• [Exercise aim]: Only the lines of the data holding the string "bitte" need to be returned.

• [Listed entries]:

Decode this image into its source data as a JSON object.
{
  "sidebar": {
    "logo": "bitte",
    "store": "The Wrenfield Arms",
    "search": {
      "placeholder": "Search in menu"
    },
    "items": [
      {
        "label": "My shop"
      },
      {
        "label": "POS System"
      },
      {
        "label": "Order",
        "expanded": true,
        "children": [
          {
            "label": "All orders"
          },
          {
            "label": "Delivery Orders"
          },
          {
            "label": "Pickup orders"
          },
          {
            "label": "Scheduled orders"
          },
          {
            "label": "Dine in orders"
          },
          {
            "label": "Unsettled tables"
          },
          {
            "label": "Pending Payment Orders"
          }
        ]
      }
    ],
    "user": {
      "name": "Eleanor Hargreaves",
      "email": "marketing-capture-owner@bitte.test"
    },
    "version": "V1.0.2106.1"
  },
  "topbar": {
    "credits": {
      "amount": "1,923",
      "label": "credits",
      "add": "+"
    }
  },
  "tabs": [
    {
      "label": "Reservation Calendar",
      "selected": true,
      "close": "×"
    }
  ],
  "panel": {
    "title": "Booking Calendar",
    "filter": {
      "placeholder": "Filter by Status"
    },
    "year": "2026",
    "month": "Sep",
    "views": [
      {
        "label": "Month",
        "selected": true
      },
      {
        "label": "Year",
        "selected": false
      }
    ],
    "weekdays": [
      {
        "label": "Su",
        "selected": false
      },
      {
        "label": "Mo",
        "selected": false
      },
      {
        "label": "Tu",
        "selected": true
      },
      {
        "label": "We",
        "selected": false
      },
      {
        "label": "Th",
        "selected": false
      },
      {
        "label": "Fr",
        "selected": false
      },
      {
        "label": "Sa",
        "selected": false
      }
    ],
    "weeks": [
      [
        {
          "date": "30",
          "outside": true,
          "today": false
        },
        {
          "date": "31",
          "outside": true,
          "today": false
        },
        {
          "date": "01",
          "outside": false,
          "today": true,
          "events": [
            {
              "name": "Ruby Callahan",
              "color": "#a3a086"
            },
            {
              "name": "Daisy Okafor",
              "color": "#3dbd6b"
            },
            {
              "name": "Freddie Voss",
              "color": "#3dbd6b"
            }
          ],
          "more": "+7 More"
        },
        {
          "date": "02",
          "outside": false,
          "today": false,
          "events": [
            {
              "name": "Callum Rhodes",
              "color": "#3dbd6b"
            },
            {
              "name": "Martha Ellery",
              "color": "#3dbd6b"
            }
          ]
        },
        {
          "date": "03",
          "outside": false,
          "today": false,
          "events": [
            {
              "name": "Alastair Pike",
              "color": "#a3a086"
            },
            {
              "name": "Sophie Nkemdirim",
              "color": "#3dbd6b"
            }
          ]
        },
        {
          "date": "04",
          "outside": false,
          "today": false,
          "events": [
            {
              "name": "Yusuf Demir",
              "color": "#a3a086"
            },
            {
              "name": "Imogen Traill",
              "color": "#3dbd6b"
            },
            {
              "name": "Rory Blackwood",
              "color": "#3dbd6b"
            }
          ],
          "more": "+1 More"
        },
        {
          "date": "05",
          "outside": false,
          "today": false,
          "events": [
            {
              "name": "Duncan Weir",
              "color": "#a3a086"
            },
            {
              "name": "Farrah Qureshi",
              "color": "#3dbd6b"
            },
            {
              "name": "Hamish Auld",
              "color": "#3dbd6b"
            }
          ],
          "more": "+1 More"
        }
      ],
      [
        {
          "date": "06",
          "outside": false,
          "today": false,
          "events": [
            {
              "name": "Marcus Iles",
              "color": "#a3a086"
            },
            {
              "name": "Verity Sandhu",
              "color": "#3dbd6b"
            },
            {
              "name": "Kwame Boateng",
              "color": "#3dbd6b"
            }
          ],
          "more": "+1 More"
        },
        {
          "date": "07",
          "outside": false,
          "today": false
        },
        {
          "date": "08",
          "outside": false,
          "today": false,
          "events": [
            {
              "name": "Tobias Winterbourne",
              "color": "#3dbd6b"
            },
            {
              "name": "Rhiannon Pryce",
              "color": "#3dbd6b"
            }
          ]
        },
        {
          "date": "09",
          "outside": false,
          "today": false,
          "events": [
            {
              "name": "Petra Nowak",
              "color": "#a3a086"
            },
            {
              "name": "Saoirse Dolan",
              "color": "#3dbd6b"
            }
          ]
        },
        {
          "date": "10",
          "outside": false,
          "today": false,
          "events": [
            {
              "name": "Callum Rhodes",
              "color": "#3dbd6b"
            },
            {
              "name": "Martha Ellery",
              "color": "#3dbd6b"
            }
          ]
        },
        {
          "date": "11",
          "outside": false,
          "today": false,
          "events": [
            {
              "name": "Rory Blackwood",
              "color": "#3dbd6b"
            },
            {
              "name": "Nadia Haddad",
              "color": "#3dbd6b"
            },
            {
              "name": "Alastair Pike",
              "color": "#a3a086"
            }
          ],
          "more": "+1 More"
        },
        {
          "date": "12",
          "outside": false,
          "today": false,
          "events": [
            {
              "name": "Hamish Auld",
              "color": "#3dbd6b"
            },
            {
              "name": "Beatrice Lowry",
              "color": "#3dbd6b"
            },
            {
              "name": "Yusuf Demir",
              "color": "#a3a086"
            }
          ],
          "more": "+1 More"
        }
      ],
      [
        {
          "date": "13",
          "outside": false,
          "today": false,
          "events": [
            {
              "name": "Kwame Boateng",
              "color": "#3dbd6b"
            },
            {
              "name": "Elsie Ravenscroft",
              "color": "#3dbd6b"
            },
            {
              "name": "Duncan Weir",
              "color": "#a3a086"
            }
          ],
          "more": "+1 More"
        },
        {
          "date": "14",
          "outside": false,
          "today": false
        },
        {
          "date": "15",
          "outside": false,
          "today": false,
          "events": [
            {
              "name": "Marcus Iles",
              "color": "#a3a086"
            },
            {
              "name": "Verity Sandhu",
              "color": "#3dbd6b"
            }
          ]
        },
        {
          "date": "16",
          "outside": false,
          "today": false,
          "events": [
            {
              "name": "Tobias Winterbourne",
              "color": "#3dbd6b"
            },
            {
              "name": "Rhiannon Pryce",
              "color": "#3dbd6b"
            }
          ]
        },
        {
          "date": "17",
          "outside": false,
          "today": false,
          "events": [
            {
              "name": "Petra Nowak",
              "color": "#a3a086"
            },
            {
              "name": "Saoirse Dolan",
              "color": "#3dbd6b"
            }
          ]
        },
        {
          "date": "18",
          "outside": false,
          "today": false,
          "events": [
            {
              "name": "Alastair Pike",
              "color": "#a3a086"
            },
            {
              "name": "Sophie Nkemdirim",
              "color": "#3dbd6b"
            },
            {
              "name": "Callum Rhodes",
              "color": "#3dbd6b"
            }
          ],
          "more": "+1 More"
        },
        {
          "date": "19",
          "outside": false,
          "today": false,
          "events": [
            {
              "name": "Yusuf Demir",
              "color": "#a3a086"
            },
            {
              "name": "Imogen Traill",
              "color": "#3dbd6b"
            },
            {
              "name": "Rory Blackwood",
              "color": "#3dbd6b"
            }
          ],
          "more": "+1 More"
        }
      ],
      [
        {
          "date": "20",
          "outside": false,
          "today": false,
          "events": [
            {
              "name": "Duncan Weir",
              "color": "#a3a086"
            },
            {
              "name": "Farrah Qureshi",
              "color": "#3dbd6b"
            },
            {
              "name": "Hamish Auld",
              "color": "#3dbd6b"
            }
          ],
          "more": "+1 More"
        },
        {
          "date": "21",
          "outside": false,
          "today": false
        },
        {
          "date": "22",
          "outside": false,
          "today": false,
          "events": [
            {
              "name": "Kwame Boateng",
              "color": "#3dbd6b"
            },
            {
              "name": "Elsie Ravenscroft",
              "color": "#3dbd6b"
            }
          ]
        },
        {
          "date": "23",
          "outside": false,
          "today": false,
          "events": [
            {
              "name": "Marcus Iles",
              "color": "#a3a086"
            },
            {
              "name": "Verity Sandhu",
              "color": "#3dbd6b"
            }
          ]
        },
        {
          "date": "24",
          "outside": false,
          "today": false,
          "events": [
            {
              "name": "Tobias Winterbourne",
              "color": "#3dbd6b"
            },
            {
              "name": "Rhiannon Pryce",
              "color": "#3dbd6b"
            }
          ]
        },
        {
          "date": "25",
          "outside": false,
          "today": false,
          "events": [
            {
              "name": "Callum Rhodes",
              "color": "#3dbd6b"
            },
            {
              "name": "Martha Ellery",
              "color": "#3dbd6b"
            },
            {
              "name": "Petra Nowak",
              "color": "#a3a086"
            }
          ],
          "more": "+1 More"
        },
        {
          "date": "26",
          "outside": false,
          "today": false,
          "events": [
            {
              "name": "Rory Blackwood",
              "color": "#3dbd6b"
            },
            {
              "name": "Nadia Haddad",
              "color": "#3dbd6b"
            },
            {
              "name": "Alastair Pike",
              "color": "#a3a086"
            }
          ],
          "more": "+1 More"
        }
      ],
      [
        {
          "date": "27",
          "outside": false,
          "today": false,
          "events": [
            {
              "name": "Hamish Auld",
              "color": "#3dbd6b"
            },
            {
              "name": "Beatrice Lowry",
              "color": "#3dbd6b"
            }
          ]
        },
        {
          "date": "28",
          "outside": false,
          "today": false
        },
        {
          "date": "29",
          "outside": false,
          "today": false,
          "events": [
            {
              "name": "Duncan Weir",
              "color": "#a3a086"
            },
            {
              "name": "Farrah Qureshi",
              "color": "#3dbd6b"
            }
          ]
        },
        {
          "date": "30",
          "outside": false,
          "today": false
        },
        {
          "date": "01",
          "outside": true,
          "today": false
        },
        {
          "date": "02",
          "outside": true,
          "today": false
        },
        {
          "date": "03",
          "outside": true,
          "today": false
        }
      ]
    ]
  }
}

• [Exercise answer]:
    "logo": "bitte",
      "email": "marketing-capture-owner@bitte.test"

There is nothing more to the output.